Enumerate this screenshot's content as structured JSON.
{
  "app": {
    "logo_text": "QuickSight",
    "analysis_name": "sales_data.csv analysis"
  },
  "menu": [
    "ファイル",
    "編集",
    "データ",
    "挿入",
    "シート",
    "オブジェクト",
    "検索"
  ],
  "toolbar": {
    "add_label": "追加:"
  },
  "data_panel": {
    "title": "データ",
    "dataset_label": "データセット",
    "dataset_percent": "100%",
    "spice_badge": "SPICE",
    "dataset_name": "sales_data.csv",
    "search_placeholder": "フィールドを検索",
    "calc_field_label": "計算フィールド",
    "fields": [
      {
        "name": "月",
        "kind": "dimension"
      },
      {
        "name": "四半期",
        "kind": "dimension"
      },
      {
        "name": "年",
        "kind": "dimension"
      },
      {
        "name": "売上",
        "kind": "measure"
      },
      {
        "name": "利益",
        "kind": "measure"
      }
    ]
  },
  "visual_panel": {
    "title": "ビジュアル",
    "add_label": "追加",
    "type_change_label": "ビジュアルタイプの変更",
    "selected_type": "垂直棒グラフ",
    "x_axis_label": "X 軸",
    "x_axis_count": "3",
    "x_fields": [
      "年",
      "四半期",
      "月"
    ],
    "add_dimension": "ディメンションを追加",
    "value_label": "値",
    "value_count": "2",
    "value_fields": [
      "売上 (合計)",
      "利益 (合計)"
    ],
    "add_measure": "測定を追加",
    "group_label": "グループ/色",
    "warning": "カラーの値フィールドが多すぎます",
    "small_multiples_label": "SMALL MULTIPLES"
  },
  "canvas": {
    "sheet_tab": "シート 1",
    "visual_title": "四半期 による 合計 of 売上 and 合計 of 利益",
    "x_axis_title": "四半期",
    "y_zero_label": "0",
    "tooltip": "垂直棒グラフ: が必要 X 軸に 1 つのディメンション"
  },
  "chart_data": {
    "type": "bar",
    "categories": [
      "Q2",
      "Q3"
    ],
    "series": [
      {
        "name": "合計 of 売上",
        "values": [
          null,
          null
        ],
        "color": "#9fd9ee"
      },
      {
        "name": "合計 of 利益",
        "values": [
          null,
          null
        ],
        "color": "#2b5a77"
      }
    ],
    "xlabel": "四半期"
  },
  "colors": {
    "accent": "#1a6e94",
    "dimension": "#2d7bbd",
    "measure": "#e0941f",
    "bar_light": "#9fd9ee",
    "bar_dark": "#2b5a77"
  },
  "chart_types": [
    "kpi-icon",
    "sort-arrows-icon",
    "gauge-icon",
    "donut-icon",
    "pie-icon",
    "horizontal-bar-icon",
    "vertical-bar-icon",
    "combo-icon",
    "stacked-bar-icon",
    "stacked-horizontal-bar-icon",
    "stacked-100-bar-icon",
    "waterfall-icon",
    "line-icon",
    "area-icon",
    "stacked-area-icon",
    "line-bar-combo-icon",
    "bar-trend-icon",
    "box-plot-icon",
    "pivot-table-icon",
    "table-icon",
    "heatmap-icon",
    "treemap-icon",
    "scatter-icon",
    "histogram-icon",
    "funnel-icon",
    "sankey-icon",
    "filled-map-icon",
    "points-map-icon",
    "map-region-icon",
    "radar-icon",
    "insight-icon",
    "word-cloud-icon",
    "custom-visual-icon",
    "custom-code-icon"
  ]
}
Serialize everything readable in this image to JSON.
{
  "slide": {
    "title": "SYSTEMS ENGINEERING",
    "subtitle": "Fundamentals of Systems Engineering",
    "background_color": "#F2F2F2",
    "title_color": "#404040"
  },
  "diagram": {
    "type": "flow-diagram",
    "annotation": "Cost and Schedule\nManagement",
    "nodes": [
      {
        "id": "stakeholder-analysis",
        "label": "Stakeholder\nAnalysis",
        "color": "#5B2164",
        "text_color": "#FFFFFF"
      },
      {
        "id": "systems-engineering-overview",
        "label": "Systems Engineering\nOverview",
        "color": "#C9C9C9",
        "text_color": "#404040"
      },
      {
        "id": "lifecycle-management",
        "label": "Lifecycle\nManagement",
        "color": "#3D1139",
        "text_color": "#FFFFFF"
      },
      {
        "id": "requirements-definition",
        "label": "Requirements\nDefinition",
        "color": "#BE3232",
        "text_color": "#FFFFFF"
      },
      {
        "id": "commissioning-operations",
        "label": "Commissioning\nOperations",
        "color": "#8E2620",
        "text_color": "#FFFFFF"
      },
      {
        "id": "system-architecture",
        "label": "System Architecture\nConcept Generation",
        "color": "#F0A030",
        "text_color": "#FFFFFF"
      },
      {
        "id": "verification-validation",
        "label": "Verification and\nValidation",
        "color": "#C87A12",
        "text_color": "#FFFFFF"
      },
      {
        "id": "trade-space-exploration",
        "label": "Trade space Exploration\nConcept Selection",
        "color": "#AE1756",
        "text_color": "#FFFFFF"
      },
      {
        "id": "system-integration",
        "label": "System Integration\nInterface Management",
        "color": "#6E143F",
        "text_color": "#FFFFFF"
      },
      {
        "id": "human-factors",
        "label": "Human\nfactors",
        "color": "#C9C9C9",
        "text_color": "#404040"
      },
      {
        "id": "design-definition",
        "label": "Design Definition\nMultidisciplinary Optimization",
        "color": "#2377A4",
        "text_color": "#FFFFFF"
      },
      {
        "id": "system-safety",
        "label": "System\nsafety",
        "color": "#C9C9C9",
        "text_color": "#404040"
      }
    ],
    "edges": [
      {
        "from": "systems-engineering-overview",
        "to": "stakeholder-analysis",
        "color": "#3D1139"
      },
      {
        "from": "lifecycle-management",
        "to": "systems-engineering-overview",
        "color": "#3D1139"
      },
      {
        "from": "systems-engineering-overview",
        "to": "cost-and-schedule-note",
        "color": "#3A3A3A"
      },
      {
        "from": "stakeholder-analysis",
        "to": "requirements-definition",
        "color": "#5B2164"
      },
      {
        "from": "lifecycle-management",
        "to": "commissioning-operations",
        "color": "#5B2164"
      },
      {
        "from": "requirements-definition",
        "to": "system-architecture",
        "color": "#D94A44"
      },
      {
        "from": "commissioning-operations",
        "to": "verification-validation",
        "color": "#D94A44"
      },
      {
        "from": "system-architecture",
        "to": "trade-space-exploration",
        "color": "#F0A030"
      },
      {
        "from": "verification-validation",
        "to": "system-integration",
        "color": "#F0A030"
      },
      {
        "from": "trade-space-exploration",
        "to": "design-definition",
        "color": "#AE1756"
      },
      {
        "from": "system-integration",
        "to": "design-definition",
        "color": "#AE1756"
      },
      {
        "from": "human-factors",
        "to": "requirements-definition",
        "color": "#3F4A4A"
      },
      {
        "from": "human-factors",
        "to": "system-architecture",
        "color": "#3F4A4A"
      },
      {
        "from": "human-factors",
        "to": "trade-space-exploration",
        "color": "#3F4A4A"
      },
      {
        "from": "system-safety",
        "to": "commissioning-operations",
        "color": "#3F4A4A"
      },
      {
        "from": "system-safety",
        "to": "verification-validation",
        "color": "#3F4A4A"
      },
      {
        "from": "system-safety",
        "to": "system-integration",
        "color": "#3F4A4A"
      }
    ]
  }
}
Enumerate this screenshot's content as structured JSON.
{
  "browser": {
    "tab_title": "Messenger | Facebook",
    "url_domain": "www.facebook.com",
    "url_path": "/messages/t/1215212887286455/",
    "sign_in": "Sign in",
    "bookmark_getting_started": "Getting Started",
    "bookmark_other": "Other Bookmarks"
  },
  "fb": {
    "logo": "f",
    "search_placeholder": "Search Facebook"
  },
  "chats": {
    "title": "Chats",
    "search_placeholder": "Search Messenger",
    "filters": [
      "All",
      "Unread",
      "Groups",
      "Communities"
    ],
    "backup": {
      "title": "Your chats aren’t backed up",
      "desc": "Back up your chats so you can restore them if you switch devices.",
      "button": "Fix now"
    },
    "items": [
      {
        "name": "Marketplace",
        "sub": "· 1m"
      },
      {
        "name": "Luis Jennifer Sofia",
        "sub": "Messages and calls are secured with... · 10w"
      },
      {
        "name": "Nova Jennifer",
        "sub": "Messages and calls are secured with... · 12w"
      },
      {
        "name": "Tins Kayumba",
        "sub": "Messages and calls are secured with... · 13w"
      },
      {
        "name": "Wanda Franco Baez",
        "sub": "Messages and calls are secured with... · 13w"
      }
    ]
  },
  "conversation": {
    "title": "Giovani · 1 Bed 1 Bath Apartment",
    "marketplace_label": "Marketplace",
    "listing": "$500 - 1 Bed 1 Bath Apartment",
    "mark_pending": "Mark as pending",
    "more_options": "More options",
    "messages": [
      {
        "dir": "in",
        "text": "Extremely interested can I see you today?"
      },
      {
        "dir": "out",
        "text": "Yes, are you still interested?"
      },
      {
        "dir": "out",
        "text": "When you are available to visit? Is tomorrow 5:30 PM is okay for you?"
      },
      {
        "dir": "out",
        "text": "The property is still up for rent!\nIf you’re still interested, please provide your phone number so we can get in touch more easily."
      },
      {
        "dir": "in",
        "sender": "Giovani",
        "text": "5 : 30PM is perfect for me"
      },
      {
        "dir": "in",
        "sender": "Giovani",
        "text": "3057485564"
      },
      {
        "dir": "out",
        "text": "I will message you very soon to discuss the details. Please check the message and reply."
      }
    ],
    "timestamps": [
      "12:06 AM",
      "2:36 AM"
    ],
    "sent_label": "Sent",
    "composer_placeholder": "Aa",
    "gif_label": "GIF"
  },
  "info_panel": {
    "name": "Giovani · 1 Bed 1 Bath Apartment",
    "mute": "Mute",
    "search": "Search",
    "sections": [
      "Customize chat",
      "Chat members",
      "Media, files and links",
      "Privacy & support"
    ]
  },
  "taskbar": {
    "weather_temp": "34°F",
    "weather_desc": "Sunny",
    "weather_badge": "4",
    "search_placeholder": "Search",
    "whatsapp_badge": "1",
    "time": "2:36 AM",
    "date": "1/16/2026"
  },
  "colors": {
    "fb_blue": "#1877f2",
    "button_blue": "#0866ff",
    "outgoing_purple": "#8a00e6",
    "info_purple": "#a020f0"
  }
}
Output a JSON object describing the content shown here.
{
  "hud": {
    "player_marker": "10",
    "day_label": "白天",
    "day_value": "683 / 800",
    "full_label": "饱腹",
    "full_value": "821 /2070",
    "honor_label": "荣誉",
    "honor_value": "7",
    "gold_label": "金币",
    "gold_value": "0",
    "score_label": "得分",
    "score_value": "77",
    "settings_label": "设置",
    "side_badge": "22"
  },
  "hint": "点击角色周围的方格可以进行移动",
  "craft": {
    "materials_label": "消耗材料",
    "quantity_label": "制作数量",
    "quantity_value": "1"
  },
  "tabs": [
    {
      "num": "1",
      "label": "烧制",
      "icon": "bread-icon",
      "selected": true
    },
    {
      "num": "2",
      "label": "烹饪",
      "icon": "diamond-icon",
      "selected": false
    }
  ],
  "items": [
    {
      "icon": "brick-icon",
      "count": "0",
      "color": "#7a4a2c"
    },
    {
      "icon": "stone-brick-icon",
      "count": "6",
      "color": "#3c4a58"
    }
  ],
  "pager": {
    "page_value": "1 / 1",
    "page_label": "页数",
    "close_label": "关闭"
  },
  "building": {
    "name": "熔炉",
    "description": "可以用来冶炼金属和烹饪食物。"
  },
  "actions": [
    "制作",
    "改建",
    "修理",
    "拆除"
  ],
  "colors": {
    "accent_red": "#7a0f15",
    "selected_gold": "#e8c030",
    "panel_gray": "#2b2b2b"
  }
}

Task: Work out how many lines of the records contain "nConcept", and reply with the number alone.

Task result: 2